Of course, we wanted to know where we could see lava. The folks at the visitor’s center gave us a map to the lava viewing area, which changes depending on what Kilauea is doing. We arrived at the viewing area just before 5:00 pm and walked the uneven terrain to the viewing area. We could see the steam rising from the ocean as lava poured in and the eerie red glow of the lava. As the sun began to set, the scene changed dramatically with the glow of the lava intensifying. Once it became completely dark all that was visible was the lava and it was not nearly as spectacular a sight without being able to see the terrain. You will need a flashlight to make your way along the path. Vendors set up tents to sell their wares and we could rent a flashlight for $3, but opted to buy one for $5. We got a very cute and very bright LED flashlight for about a dollar less than what the local ABC stores charge.

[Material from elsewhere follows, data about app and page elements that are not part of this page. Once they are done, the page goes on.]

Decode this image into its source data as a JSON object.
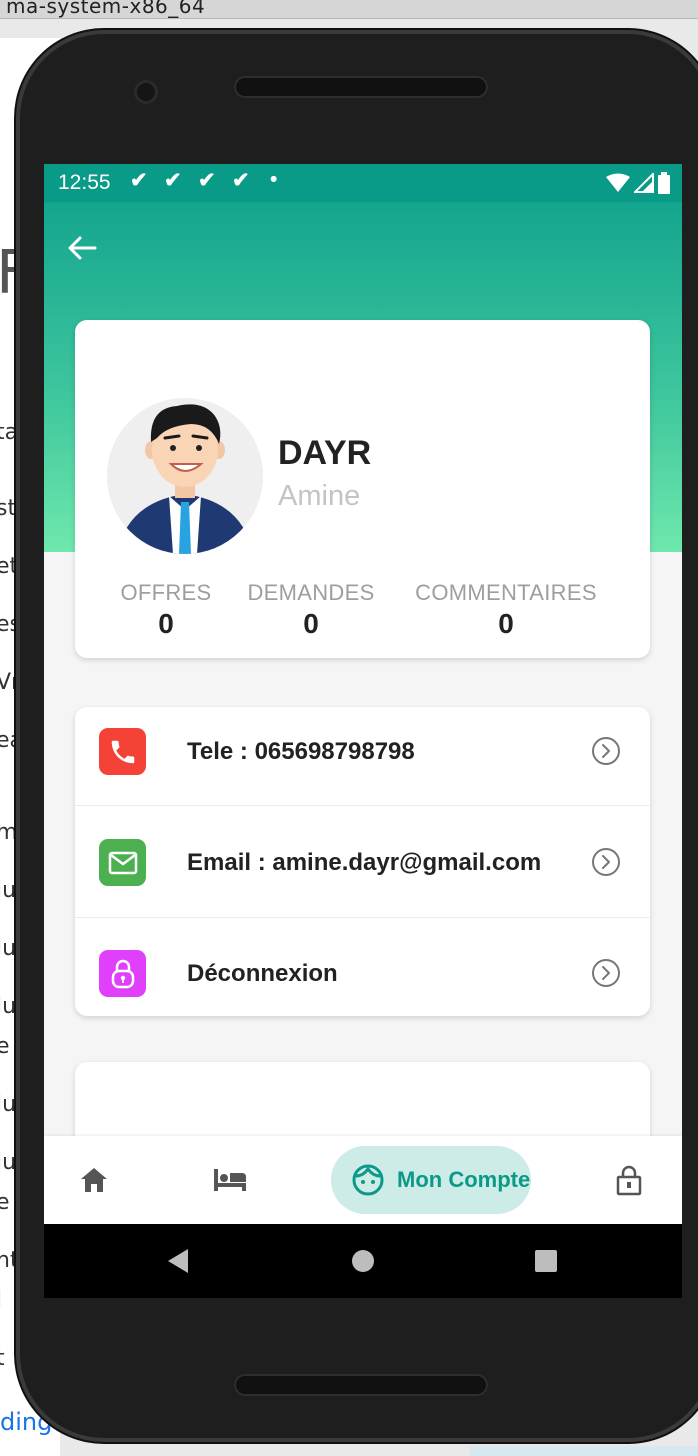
{
  "background": {
    "window_title": "ma-system-x86_64",
    "fragments": [
      "F",
      "ta",
      "st",
      "et",
      "es",
      "Vr",
      "ea",
      "m",
      "lu",
      "lu",
      "lu",
      "e",
      "lu",
      "lu",
      "e",
      "nt",
      "l",
      "t"
    ],
    "loading_text": "ding"
  },
  "status_bar": {
    "time": "12:55",
    "notifications": [
      "✔",
      "✔",
      "✔",
      "✔",
      "•"
    ]
  },
  "profile": {
    "last_name": "DAYR",
    "first_name": "Amine",
    "stats": [
      {
        "label": "OFFRES",
        "value": "0"
      },
      {
        "label": "DEMANDES",
        "value": "0"
      },
      {
        "label": "COMMENTAIRES",
        "value": "0"
      }
    ]
  },
  "menu": [
    {
      "icon": "phone-icon",
      "color": "#f44336",
      "label": "Tele : 065698798798"
    },
    {
      "icon": "email-icon",
      "color": "#4caf50",
      "label": "Email : amine.dayr@gmail.com"
    },
    {
      "icon": "lock-icon",
      "color": "#e040fb",
      "label": "Déconnexion"
    }
  ],
  "bottom_nav": {
    "items": [
      "home-icon",
      "hotel-bed-icon",
      "account-face-icon",
      "lock-open-icon"
    ],
    "active_label": "Mon Compte",
    "active_color": "#0b9a87"
  },
  "colors": {
    "status_bar": "#0a9a88",
    "header_gradient_top": "#14a58f",
    "header_gradient_bottom": "#6fe8ad"
  }
}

Although we were not close enough to hear the lava, a local told us that lava sounds like the snap, crackle, and pop of Rice Krispies® cereal, but on steroids.
Ali’i (pronounced ah lee ee) Drive
We walked along Ali’i Drive (the long main street in Kailua) and listened to the ocean waves as we window-shopped. The street is lined with restaurants and little shops where you can buy souvenirs of all kinds. We had some of the best clam chowder we’ve ever tasted at the Kona Canoe Club as well as reasonably priced happy hour drinks and sliders. The sunset was spectacular as the restaurant is right on the water. We stayed away from the resorts and chain restaurants.
What We Missed
Our tour of Mauna Kea was cancelled because of overcast conditions. Mauna Kea Summit Adventures provides a tour that features star gazing, dinner, and a spectacular sunset at the summit of Mauna Kea (elevation 13,796 feet). They also provide parkas as the temperature at the summit is quit cold. Our neighbors took the tour and highly recommend it. If you are a scuba diver, you must wait 24 hours after diving before summiting Mauna Kea.
A Special Note about Wal-Mart on the Big Island
Of course, I forgot to pack something, which prompted a trip to Wal-Mart. Walmarts in Hawaii are the only Walmart stores in the US with unique bags (complete with palm trees and a map of the islands). Our cashier told us to keep the bags as a souvenir.
I hope this article was interesting and helpful to you and mahalo (thank you) for reading it!